Asked for his view on assimilating disparate codes, Cuomo said he is pleasantly surprised how well the team works together. He said there a lot of real coders and observers who come to the table with opinions on code. He said there are three dominant voices already converging.
“We all know what the endgame needs to be, and that there’s going to have to be give and take,” he said. “There’s the IBM OBC thought and chaincode. I think people love the plugability of the platform. But then Blockstream and Digital Asset Holdings really like the UTXO model, the unspent transaction model that comes from Bitcoin. They like it because it’s been out there and it’s kind of a very simple transaction model.”
One objective of the code-sprint was to develop a chain code plug-in for UTXO, which merges some of the best Blockstream and DAH ideas.
When Hyperledger engineers first gathered, they were surprised to find they used the same database components – LevelDB or RocksDB.
A good day, Cuomo said, looks like one codebase with a lot of energy around it, while a bad day is fragmented.
Also read: IBM goes big on block chain
R3 CEV, the distributed ledger banking consortium, is another Hyperledger Project member. R3 CEV’s technical leader is Richard G. Brown, a former IBM banking and enterprise architecture leader. Cuomo said he stays in touch with Brown, who worked with him on Websphere.
One end of R3 speaks banking while another end speaks technology. Cuomo said they are like a universal translator among the banking and blockchain worlds.
Cuomo said R3 has aspirations of providing banking frameworks working on a type of blockchain. “We don’t have those aspirations inside Hyperledger,” he said. The goal at Hyperledger is to serve all industries, not to serve one industry, and provide a foundation for all industries.
R3’s participation will ensure banking can use Hyperledger for a framework. He said the recent challenge of involving a group of startups to determine the scope of a commercial paper application.
Because the R3 CEV came into being around the same time as IBM’s Openledger project, comparisons were unavoidable. CCN observed that IBM is looking to create an open source distributed ledger, unlike R3’s effort. Notably, there are common members of both groups, such as JP Morgan and Wells Fargo.
IBM sees it as an opportunity to use its new cloud service on top of Bluemix, an IBM cloud platform to accelerate innovation. “We took it as an opportunity to use our new cloud service on top of Bluemix. We built out to their specification of this application, in fact we open-sourced it after we built it, and we sat through their review process.”

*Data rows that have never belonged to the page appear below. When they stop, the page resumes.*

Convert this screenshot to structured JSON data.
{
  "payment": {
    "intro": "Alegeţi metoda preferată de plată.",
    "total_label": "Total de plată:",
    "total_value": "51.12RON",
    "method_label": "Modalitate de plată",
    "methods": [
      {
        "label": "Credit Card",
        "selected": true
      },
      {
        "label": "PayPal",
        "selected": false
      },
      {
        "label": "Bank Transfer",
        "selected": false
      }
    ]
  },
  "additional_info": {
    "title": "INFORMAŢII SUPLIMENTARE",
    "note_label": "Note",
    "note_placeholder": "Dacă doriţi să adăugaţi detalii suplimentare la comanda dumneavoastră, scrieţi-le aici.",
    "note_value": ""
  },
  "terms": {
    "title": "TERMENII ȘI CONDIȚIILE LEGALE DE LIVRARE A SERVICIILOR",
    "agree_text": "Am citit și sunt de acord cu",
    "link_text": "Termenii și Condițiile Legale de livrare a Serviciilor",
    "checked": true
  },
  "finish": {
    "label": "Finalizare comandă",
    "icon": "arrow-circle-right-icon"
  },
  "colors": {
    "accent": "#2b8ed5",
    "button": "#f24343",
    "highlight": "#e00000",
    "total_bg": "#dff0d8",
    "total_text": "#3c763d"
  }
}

Cuomo said 40 banks examined the project, and the team was able to count the number of blockchain blocks the banks created and transferred across one another. The banks also gave the team feedback.
The team got high marks for providing a usable “front end,” Cuomo said. They provide a Node.js application on Bluemix. The result was a nice front end for commercial paper trading, in addition to demonstrating a back end that worked well.
While some vendors could provide a nice front end and others a detailed back end, the IBM team could show “both sides of the same coin,” Cuomo said.
Featured image from Shutterstock.
Last modified: January 25, 2020 11:18 PM UTC